Is There an alternative to an air conditioner?

Is There an alternative to an air conditioner?

While air conditioners are intended to cool our living and working spaces, they rely on coal, oil, or gas energy, contributing to greenhouse gas emissions that worsen global warming. Positioned on buildings, they emit waste heat, exacerbating urban heat islands. Moreover, they strain energy grids on hot days, risking blackouts.

To address these issues, major cities like Paris, Munich, Hong Kong, Singapore, Dubai, and Toronto are constructing efficient central cooling systems. These systems circulate cold water through pipes, offering better efficiency than household units.

Modern cooling technology compresses gas, releasing heat, then extracts heat energy, resulting in a cooling effect. Large refrigeration plants often use natural cold sources, reducing energy needs.

Stefan Dworschak of Stadtwerke München emphasizes using groundwater or city streams for cooling, minimizing energy use. Munich’s district cooling network includes ice storage, producing ice during off-peak hours.
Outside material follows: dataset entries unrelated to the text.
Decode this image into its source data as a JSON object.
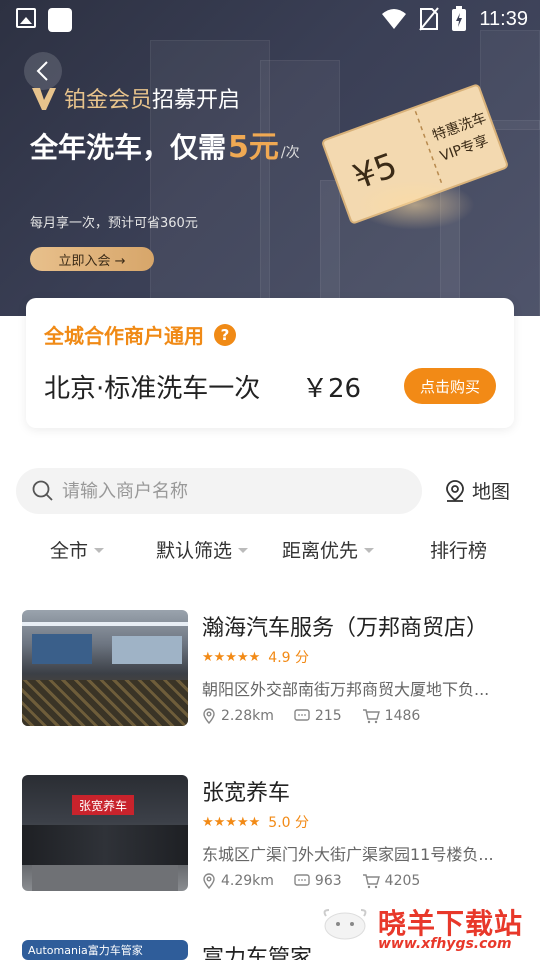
{
  "status_bar": {
    "time": "11:39"
  },
  "hero": {
    "vip_title_gold": "铂金会员",
    "vip_title_rest": "招募开启",
    "main_text": "全年洗车，仅需",
    "main_price": "5元",
    "main_unit": "/次",
    "subtitle": "每月享一次，预计可省360元",
    "join_button": "立即入会 →",
    "ticket": {
      "amount": "¥5",
      "line1": "特惠洗车",
      "line2": "VIP专享"
    }
  },
  "card": {
    "title": "全城合作商户通用",
    "help_icon": "?",
    "product": "北京·标准洗车一次",
    "price": "￥26",
    "buy_button": "点击购买"
  },
  "search": {
    "placeholder": "请输入商户名称",
    "map_label": "地图"
  },
  "filters": [
    {
      "label": "全市",
      "has_caret": true
    },
    {
      "label": "默认筛选",
      "has_caret": true
    },
    {
      "label": "距离优先",
      "has_caret": true
    },
    {
      "label": "排行榜",
      "has_caret": false
    }
  ],
  "shops": [
    {
      "name": "瀚海汽车服务（万邦商贸店）",
      "stars": "★★★★★",
      "score": "4.9 分",
      "address": "朝阳区外交部南街万邦商贸大厦地下负...",
      "distance": "2.28km",
      "comments": "215",
      "orders": "1486"
    },
    {
      "name": "张宽养车",
      "stars": "★★★★★",
      "score": "5.0 分",
      "address": "东城区广渠门外大街广渠家园11号楼负...",
      "distance": "4.29km",
      "comments": "963",
      "orders": "4205",
      "sign_text": "张宽养车"
    },
    {
      "name": "富力车管家",
      "sign_text": "Automania富力车管家"
    }
  ],
  "watermark": {
    "cn": "晓羊下载站",
    "url": "www.xfhygs.com"
  }
}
Cooling can also utilize heat, as seen in Vienna, where waste heat powers absorption chillers. Central cooling systems, combining technologies and utilizing waste heat, reduce electricity demand.
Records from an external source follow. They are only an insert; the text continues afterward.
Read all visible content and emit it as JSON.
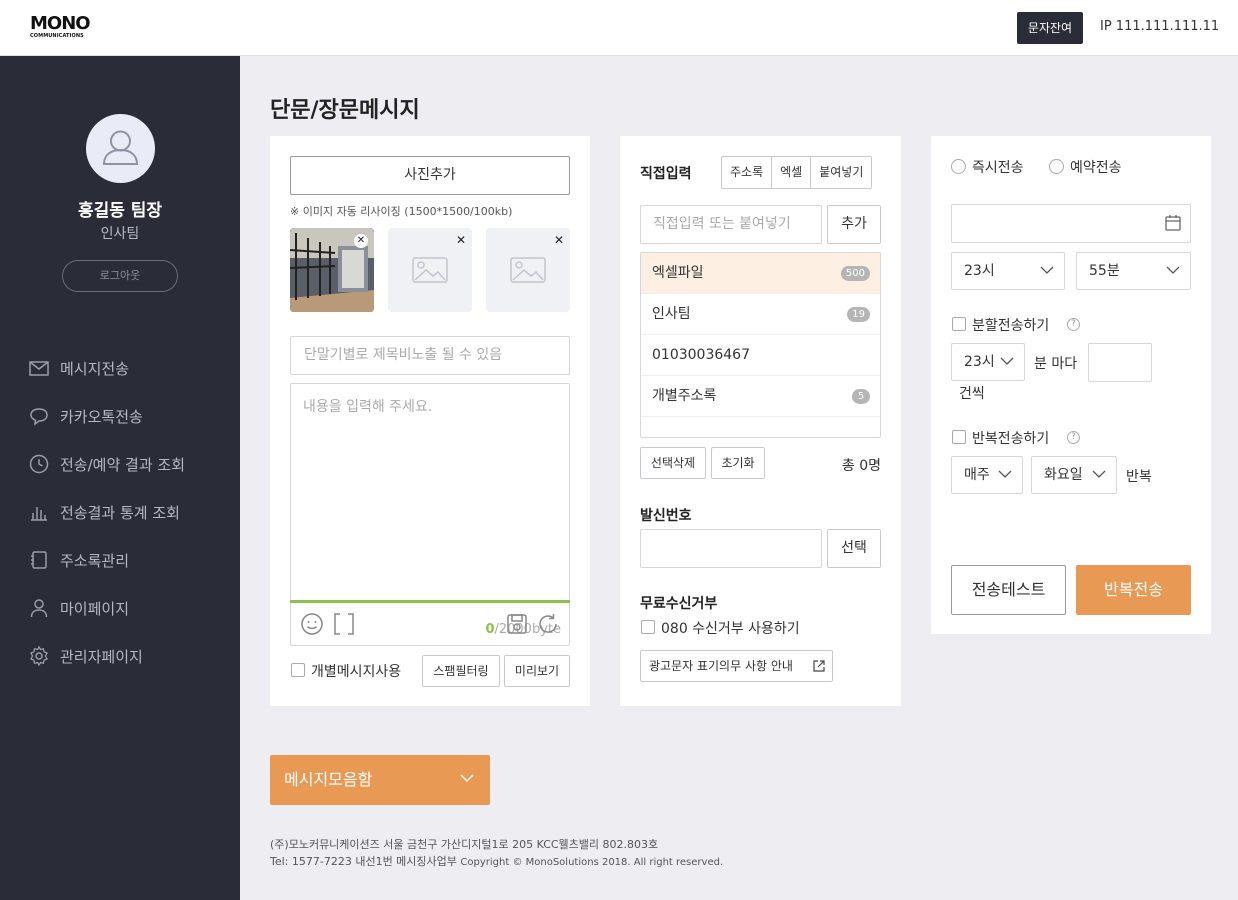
{
  "header": {
    "logo_main": "MONO",
    "logo_sub": "COMMUNICATIONS",
    "credit_button": "문자잔여",
    "ip_label": "IP 111.111.111.11"
  },
  "sidebar": {
    "user_name": "홍길동 팀장",
    "user_dept": "인사팀",
    "logout": "로그아웃",
    "items": [
      {
        "label": "메시지전송",
        "icon": "mail-icon"
      },
      {
        "label": "카카오톡전송",
        "icon": "chat-bubble-icon"
      },
      {
        "label": "전송/예약 결과 조회",
        "icon": "clock-icon"
      },
      {
        "label": "전송결과 통계 조회",
        "icon": "bar-chart-icon"
      },
      {
        "label": "주소록관리",
        "icon": "address-book-icon"
      },
      {
        "label": "마이페이지",
        "icon": "person-icon"
      },
      {
        "label": "관리자페이지",
        "icon": "gear-icon"
      }
    ]
  },
  "page_title": "단문/장문메시지",
  "composer": {
    "add_photo": "사진추가",
    "resize_note": "※ 이미지 자동 리사이징 (1500*1500/100kb)",
    "subject_placeholder": "단말기별로 제목비노출 될 수 있음",
    "content_placeholder": "내용을 입력해 주세요.",
    "byte_used": "0",
    "byte_limit": "/2000byte",
    "individual_message": "개별메시지사용",
    "spam_filter": "스팸필터링",
    "preview": "미리보기"
  },
  "recipients": {
    "direct_input_title": "직접입력",
    "tabs": [
      "주소록",
      "엑셀",
      "붙여넣기"
    ],
    "input_placeholder": "직접입력 또는 붙여넣기",
    "add_button": "추가",
    "list": [
      {
        "label": "엑셀파일",
        "count": "500"
      },
      {
        "label": "인사팀",
        "count": "19"
      },
      {
        "label": "01030036467",
        "count": ""
      },
      {
        "label": "개별주소록",
        "count": "5"
      }
    ],
    "delete_selected": "선택삭제",
    "reset": "초기화",
    "total": "총 0명",
    "sender_title": "발신번호",
    "select_button": "선택",
    "optout_title": "무료수신거부",
    "optout_080": "080 수신거부 사용하기",
    "ad_notice": "광고문자 표기의무 사항 안내"
  },
  "schedule": {
    "immediate": "즉시전송",
    "reserved": "예약전송",
    "hour": "23시",
    "minute": "55분",
    "split_send": "분할전송하기",
    "split_hour": "23시",
    "per_minutes": "분 마다",
    "per_count": "건씩",
    "repeat_send": "반복전송하기",
    "repeat_period": "매주",
    "repeat_day": "화요일",
    "repeat_label": "반복",
    "test_button": "전송테스트",
    "send_button": "반복전송"
  },
  "message_box": "메시지모음함",
  "footer": {
    "line1": "(주)모노커뮤니케이션즈 서울 금천구 가산디지털1로 205 KCC웰츠밸리 802.803호",
    "line2_a": "Tel: 1577-7223 내선1번 메시징사업부",
    "line2_b": "Copyright © MonoSolutions 2018. All right reserved."
  },
  "colors": {
    "sidebar_bg": "#2a2d38",
    "accent_orange": "#e89a55",
    "progress_green": "#8bc34a",
    "active_row": "#fdf0e3"
  }
}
District cooling networks, like district heating, require significant investments and suffer energy losses in transmission. However, combined cooling and heating networks, like in Munich’s Moosach district, enhance efficiency.

In temperate climates like Germany, combining cooling and heating networks matches demand. Building insulation significantly reduces cooling needs. Well-insulated structures require less cooling energy, offering an alternative to district cooling.

Moreover, building insulation can be independently installed, giving property owners autonomy. In hot regions, insulation can complement cooling technologies, aligned with solar power generation, creating a balanced supply and demand.